Someone told me that each equation I included in the book would halve the sales. I therefore resolved not to have any equations at all.
— Stephen Hawking, in his book A Brief History of Time
Whoever gave this advice to Mr. Hawking is probably partly responsible for the success, financial and otherwise, of his book. But as Paul K. Feyerabend said: "All methodologies have their limitations and the only ‘rule’ that survives is ‘anything goes’."
Open access online communities interested in high quality and productivity can benefit from a high degree of technical formality, including large amounts of mathematics.
When confronted with an economic problem, first translate into mathematics, then solve the problem, then translate back into English and burn the mathematics.
— Alfred Marshall
Another valuable advice in and of itself. But expressing technical issues in a natural language can be a mixed blessing.
Everyone can understand natural language, or so they think. Often any understanding solely arrived at by natural language is vague and can lead people to mistakenly believe that they understand the issue in question sufficiently.
A little bit of knowledge is a dangerous thing. It can convince you that an argument this idiotic and this sloppy is actually profound. It can convince you to publicly make a raging jackass out of yourself, by rambling on and on, based on a stupid misunderstanding of a simplified, informal, intuitive description of something complex.
— Mark Chu-Carroll, The Danger When You Don’t Know What You Don’t Know
The introduction of formal language and a focus on hard problems filters out a large subgroup of people who might otherwise believe that they are eligible for membership, able contribute something useful or that the community is interested in their critique.
More generally, many of the objects demonstrated to be impossible in the previous posts in this series can appear possible as long as there is enough vagueness. For instance, one can certainly imagine an omnipotent being provided that there is enough vagueness in the concept of what “omnipotence” means; but if one tries to nail this concept down precisely, one gets hit by the omnipotence paradox. Similarly, one can imagine a foolproof strategy for beating the stock market (or some other zero sum game), as long as the strategy is vague enough that one cannot analyse what happens when that strategy ends up being used against itself. Or, one can imagine the possibility of time travel as long as it is left vague what would happen if one tried to trigger the grandfather paradox. And so forth. The “self-defeating” aspect of these impossibility results relies heavily on precision and definiteness, which is why they can seem so strange from the perspective of vague intuition.

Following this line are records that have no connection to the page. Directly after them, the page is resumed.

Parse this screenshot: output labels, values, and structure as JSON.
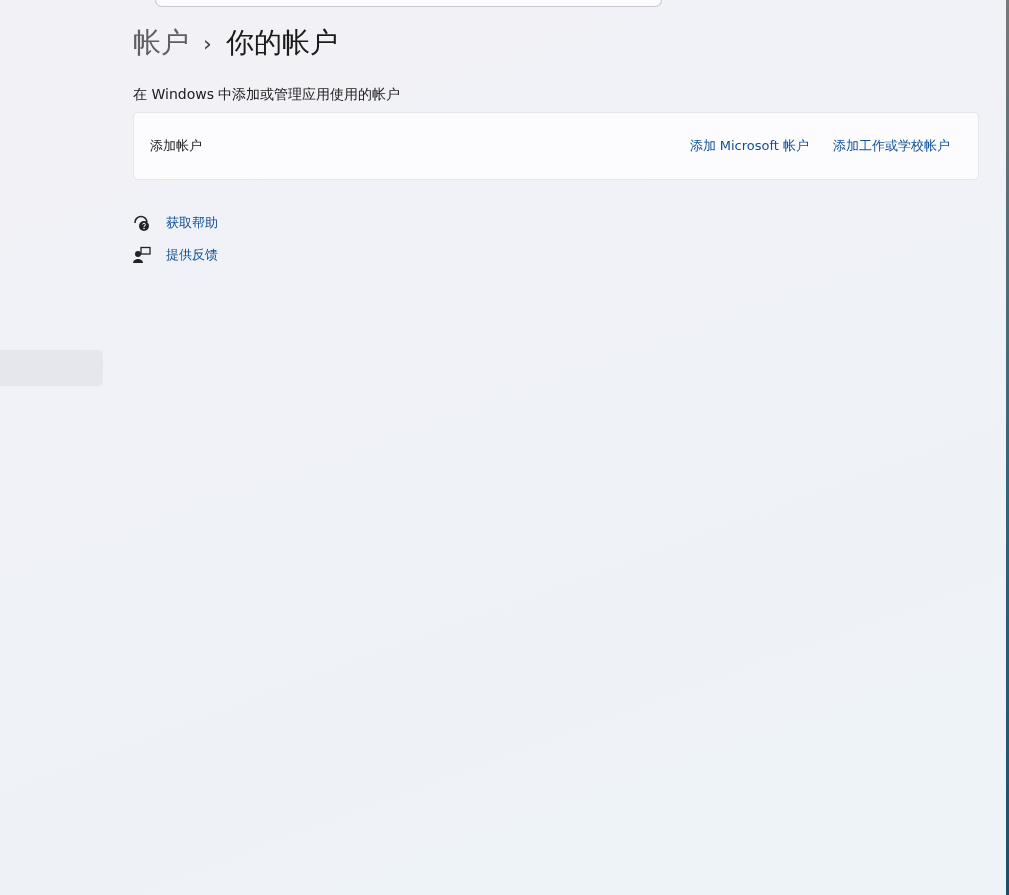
{
  "breadcrumb": {
    "parent": "帐户",
    "separator": "›",
    "current": "你的帐户"
  },
  "section_title": "在 Windows 中添加或管理应用使用的帐户",
  "card": {
    "label": "添加帐户",
    "links": [
      "添加 Microsoft 帐户",
      "添加工作或学校帐户"
    ]
  },
  "help_links": [
    {
      "kind": "help",
      "label": "获取帮助"
    },
    {
      "kind": "feedback",
      "label": "提供反馈"
    }
  ]
}
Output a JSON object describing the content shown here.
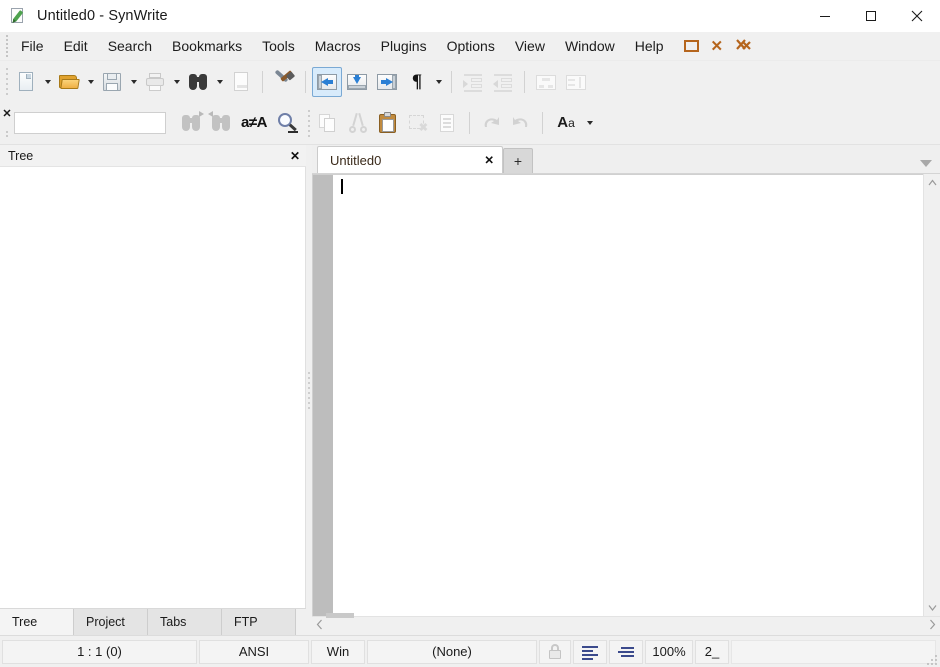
{
  "window": {
    "title": "Untitled0 - SynWrite",
    "app_icon": "document-pencil-icon",
    "minimize_label": "−",
    "maximize_label": "☐",
    "close_label": "✕"
  },
  "menubar": {
    "items": [
      {
        "label": "File"
      },
      {
        "label": "Edit"
      },
      {
        "label": "Search"
      },
      {
        "label": "Bookmarks"
      },
      {
        "label": "Tools"
      },
      {
        "label": "Macros"
      },
      {
        "label": "Plugins"
      },
      {
        "label": "Options"
      },
      {
        "label": "View"
      },
      {
        "label": "Window"
      },
      {
        "label": "Help"
      }
    ],
    "mdi": {
      "restore_name": "mdi-restore-icon",
      "close_name": "mdi-close-icon",
      "close_all_name": "mdi-close-all-icon",
      "close_label": "✕",
      "close_all_label": "✕"
    },
    "accent_color": "#b5651d"
  },
  "toolbar_main": {
    "buttons": [
      {
        "name": "new-file-button",
        "icon": "new-document-icon",
        "dropdown": true,
        "enabled": true
      },
      {
        "name": "open-file-button",
        "icon": "open-folder-icon",
        "dropdown": true,
        "enabled": true
      },
      {
        "name": "save-file-button",
        "icon": "save-floppy-icon",
        "dropdown": true,
        "enabled": true
      },
      {
        "name": "print-button",
        "icon": "printer-icon",
        "dropdown": true,
        "enabled": false
      },
      {
        "name": "find-button",
        "icon": "binoculars-icon",
        "dropdown": true,
        "enabled": true
      },
      {
        "name": "page-setup-button",
        "icon": "page-icon",
        "dropdown": false,
        "enabled": false
      },
      {
        "name": "tools-button",
        "icon": "wrench-hammer-icon",
        "dropdown": false,
        "enabled": true
      },
      {
        "name": "toggle-left-panel-button",
        "icon": "panel-left-arrow-icon",
        "dropdown": false,
        "enabled": true,
        "active": true
      },
      {
        "name": "toggle-bottom-panel-button",
        "icon": "panel-down-arrow-icon",
        "dropdown": false,
        "enabled": true
      },
      {
        "name": "toggle-right-panel-button",
        "icon": "panel-right-arrow-icon",
        "dropdown": false,
        "enabled": true
      },
      {
        "name": "show-nonprinting-button",
        "icon": "pilcrow-icon",
        "dropdown": true,
        "enabled": true,
        "glyph": "¶"
      },
      {
        "name": "indent-button",
        "icon": "indent-right-icon",
        "dropdown": false,
        "enabled": false
      },
      {
        "name": "outdent-button",
        "icon": "indent-left-icon",
        "dropdown": false,
        "enabled": false
      },
      {
        "name": "group-button",
        "icon": "group-box-icon",
        "dropdown": false,
        "enabled": false
      },
      {
        "name": "split-button",
        "icon": "split-box-icon",
        "dropdown": false,
        "enabled": false
      }
    ],
    "active_highlight_color": "#d8ebfb",
    "active_border_color": "#7aa9d4"
  },
  "toolbar_search": {
    "close_label": "✕",
    "input_value": "",
    "input_placeholder": "",
    "buttons": [
      {
        "name": "find-next-button",
        "icon": "binoculars-next-icon",
        "enabled": false
      },
      {
        "name": "find-previous-button",
        "icon": "binoculars-previous-icon",
        "enabled": false
      },
      {
        "name": "match-case-button",
        "icon": "case-sensitive-icon",
        "label": "a≠A",
        "enabled": true
      },
      {
        "name": "find-options-button",
        "icon": "magnifier-icon",
        "enabled": true
      }
    ],
    "edit_buttons": [
      {
        "name": "copy-button",
        "icon": "copy-icon",
        "enabled": false
      },
      {
        "name": "cut-button",
        "icon": "scissors-icon",
        "enabled": false
      },
      {
        "name": "paste-button",
        "icon": "clipboard-paste-icon",
        "enabled": true
      },
      {
        "name": "delete-button",
        "icon": "delete-icon",
        "enabled": false
      },
      {
        "name": "select-all-button",
        "icon": "select-all-icon",
        "enabled": false
      },
      {
        "name": "undo-button",
        "icon": "undo-arrow-icon",
        "enabled": false
      },
      {
        "name": "redo-button",
        "icon": "redo-arrow-icon",
        "enabled": false
      },
      {
        "name": "font-button",
        "icon": "font-size-icon",
        "label": "Aa",
        "enabled": true
      }
    ]
  },
  "tree_panel": {
    "header_title": "Tree",
    "close_label": "✕",
    "tabs": [
      {
        "label": "Tree",
        "active": true
      },
      {
        "label": "Project",
        "active": false
      },
      {
        "label": "Tabs",
        "active": false
      },
      {
        "label": "FTP",
        "active": false
      }
    ]
  },
  "editor": {
    "tabs": [
      {
        "label": "Untitled0",
        "active": true,
        "close_label": "✕"
      }
    ],
    "add_tab_label": "+",
    "tab_list_icon": "chevron-down-icon",
    "content": "",
    "scroll_up_label": "⌃",
    "scroll_down_label": "⌄",
    "scroll_left_label": "‹",
    "scroll_right_label": "›"
  },
  "statusbar": {
    "caret_position": "1 : 1 (0)",
    "encoding": "ANSI",
    "line_ends": "Win",
    "syntax": "(None)",
    "lock_icon": "lock-icon",
    "wrap_icon": "word-wrap-icon",
    "align_icon": "text-align-icon",
    "zoom": "100%",
    "tab_mode": "2_",
    "message": "",
    "resize_grip": "resize-grip-icon"
  }
}
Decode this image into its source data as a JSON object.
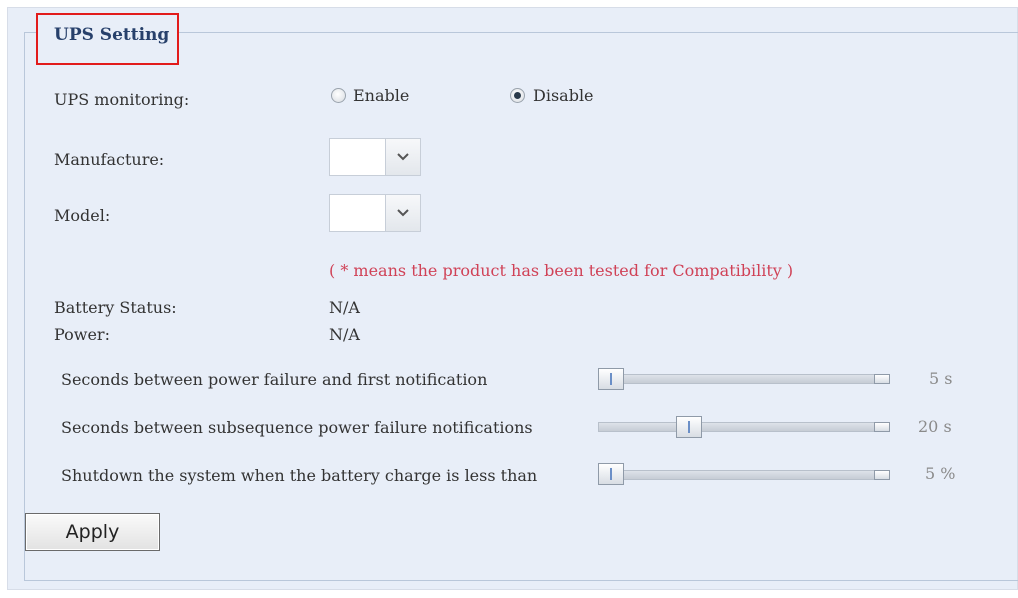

Terence Tao thinks that real insight only kicks in "once one tries to clear away the fog of vagueness and nail down all the definitions and mathematical statements precisely." This is another advantage of being technical as it introduces a high degree of focus by tabooing colloquial language and thereby reducing ambiguity.
To be technical means to be more formal. Formalizing problems is itself a problem that needs to be taken seriously as it is part of the eventual solution of each problem. Formalizing a problem is increasing the productivity of people who work on that problem by being more specific about what exactly it is that needs to be solved and by serving as a measure of progress.
Measure of Progress
Everyone involved has to be sure what is being asked for and what progress has been made so far. But to measure progress one needs to know what constitutes progress.
Progress ultimately means to approach a solution. But to approach a solution, first and foremost, one needs to formalize the problem, which in turn means to be highly specific about what would constitute a solution. And only by being strictly technical and by constantly trying to reduce any vagueness one can effectively approach the formalization of a problem and its eventual solution.